In the end, each guy flirted with collapse until Djokovic finally did, in a spectacular way. The final set felt like a tug of war; the sideline-to-sideline rallies were that visceral. Djokovic had the better of most of them. Nadal’s shots were bouncing up into his strike zone, and he was using his backhand to change directions with the ball relentlessly. But, as is so often the case, just when Nadal seemed about to be run off the court, he pushed back and changed the terms on which the points were played. He fought from 0-30 down at 3-3. On the ad side, he was saved all afternoon by his serve, which he swung out wide and then into Djokovic’s forehand hip. He used both to bail himself out in the third and keep his nose ahead. Even though he had been in survival mode for the better part of two sets, at 4-4, with an Olympic medal hanging between the two players—you could practically see the thing around their necks—Nadal found a way to step forward, take the initiative with his forehand, and play one of his best games of the match.

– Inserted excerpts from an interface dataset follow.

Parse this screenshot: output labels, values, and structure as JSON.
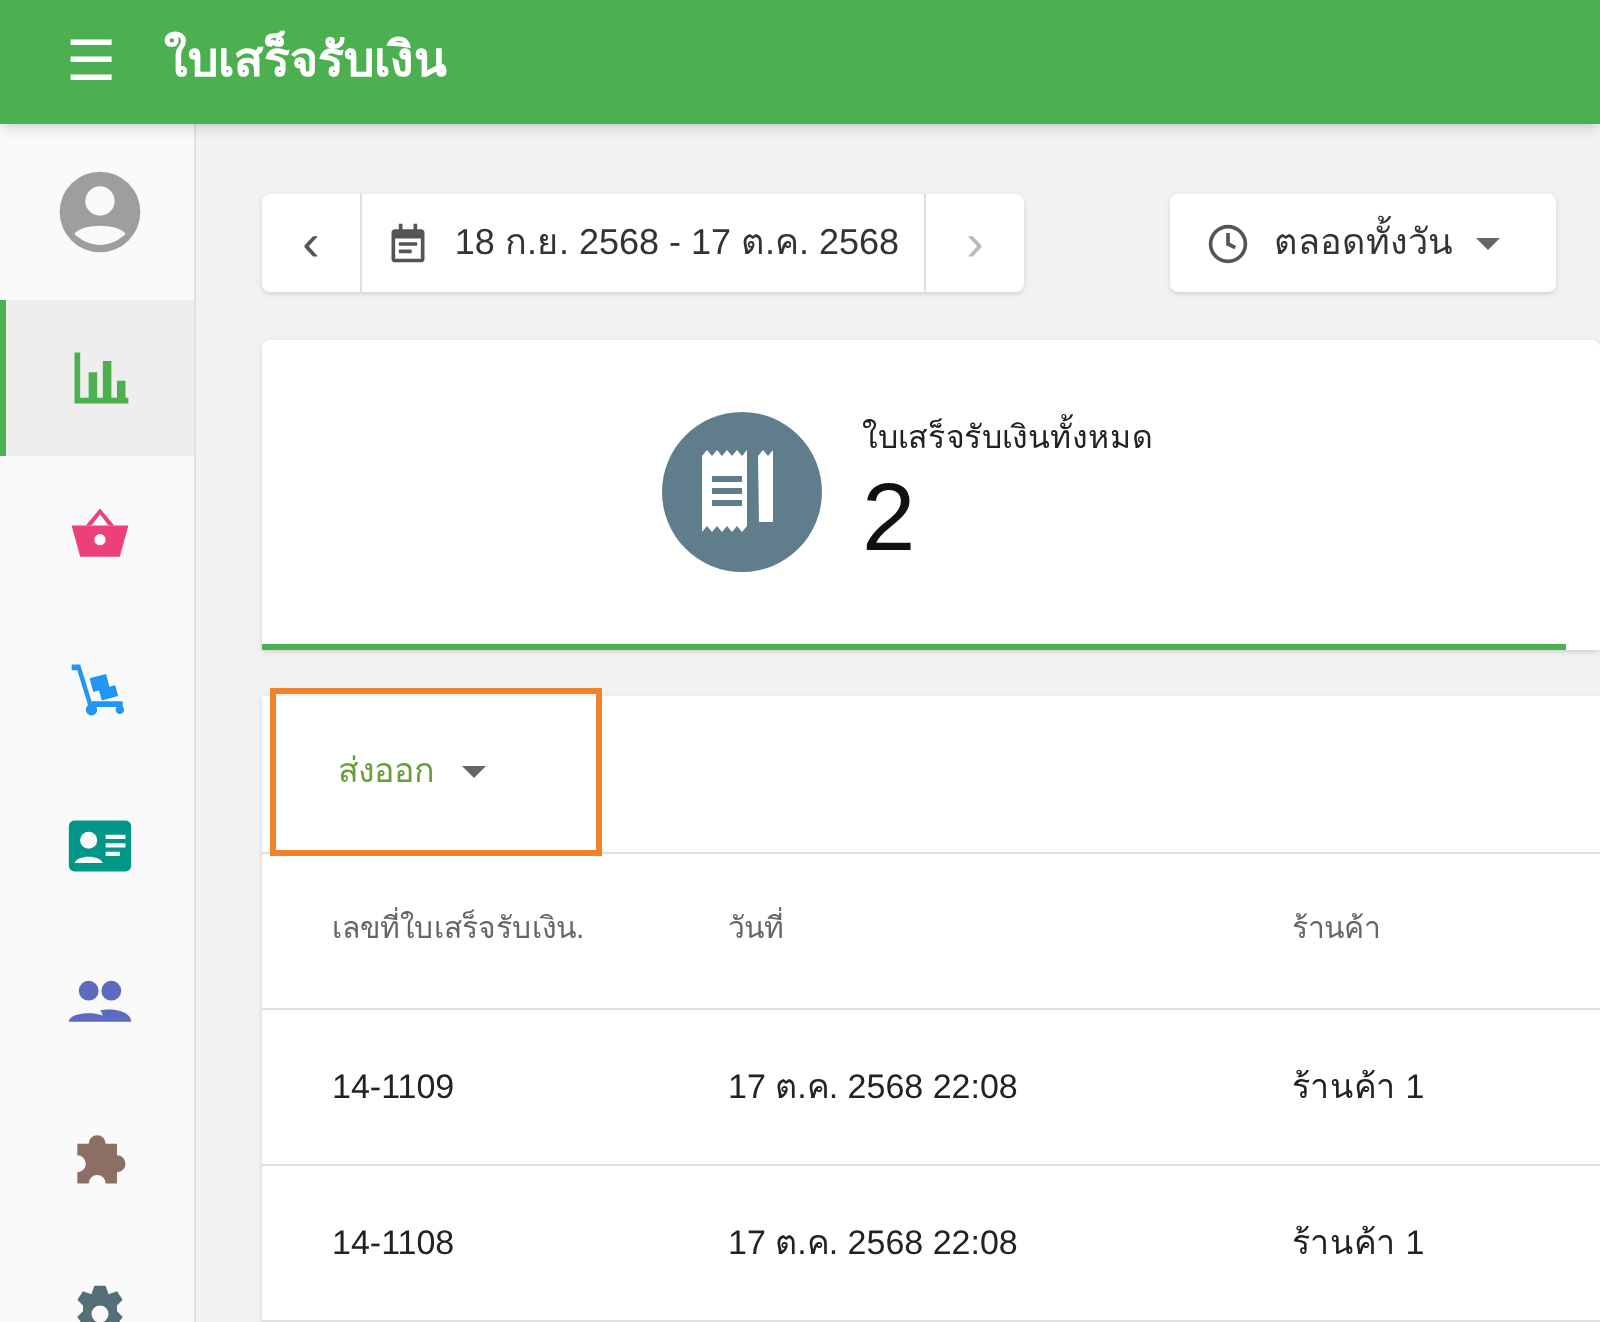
{
  "app_bar": {
    "menu_icon": "☰",
    "title": "ใบเสร็จรับเงิน"
  },
  "sidebar": {
    "items": [
      {
        "kind": "avatar",
        "selected": false,
        "color": "#9e9e9e"
      },
      {
        "kind": "chart",
        "selected": true,
        "color": "#4caf50"
      },
      {
        "kind": "basket",
        "selected": false,
        "color": "#ec407a"
      },
      {
        "kind": "cart",
        "selected": false,
        "color": "#2196f3"
      },
      {
        "kind": "card",
        "selected": false,
        "color": "#009688"
      },
      {
        "kind": "people",
        "selected": false,
        "color": "#5c6bc0"
      },
      {
        "kind": "puzzle",
        "selected": false,
        "color": "#8d6e63"
      },
      {
        "kind": "gear",
        "selected": false,
        "color": "#546e7a"
      }
    ]
  },
  "date_range": {
    "prev": "‹",
    "label": "18 ก.ย. 2568 - 17 ต.ค. 2568",
    "next": "›",
    "next_disabled": true
  },
  "time_filter": {
    "label": "ตลอดทั้งวัน"
  },
  "summary": {
    "label": "ใบเสร็จรับเงินทั้งหมด",
    "value": "2"
  },
  "export_button": {
    "label": "ส่งออก",
    "highlighted": true
  },
  "table": {
    "columns": [
      "เลขที่ใบเสร็จรับเงิน.",
      "วันที่",
      "ร้านค้า"
    ],
    "rows": [
      [
        "14-1109",
        "17 ต.ค. 2568 22:08",
        "ร้านค้า 1"
      ],
      [
        "14-1108",
        "17 ต.ค. 2568 22:08",
        "ร้านค้า 1"
      ]
    ]
  }
}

When Djokovic lost the first point of the next game, I said, “It’s over.” The Serb has become a confounding figure mentally, especially when he plays Nadal and Andy Murray. Djokovic has too much self-confidence to choke in the conventional sense of the term, but he has begun to have trouble facing the moment with equanimity. Rather than getting tentative, when Djokovic feels the pressure he either bombs away indiscriminately or flips up an all-or-nothing drop shot that will end the point right away. He did both at 4-5, losing a point after hitting an excellent drop and then belting a perfect forehand onto the sideline to save a match point.
On the next one, as Djokovic stared up at a short, sitting-duck lob that Nadal had tossed his way, I was almost sure, against all reason, that he was going to miss it. He did. Credit, one more time, the cussedness of Nadal, who looked capable of tracking down anything. His defense must seem oppressive—there’s so much energy coming from his side of the sourt—to someone trying to time an overhead, no matter how easy it looks. Also credit, one more time, Nadal’s ability to find a way around his nerves without simply going for broke or ending points as quickly as possible. It was the only thing that separated him from Djokovic today.
Finally, credit both Djokovic, who hugged his conqueror at the net and walked away in tears, and Nadal, whose victory celebration was, if anything, more spontaneously joyous than the one he showed off at Wimbledon, for giving us a reason to believe that the Olympic spirit—its fervor and its sportsmanship—can be found even among the world’s richest and most famous athletes.
As you may know, Ed McGrogan has been doing the online text commentary for the matches being shown this week at NBCOlympics.com. I'm heading to Connecticut this weekend to take over for him. If you happen to be up at 4:00 A.M. either day, and your TV is broken, pay me a visit.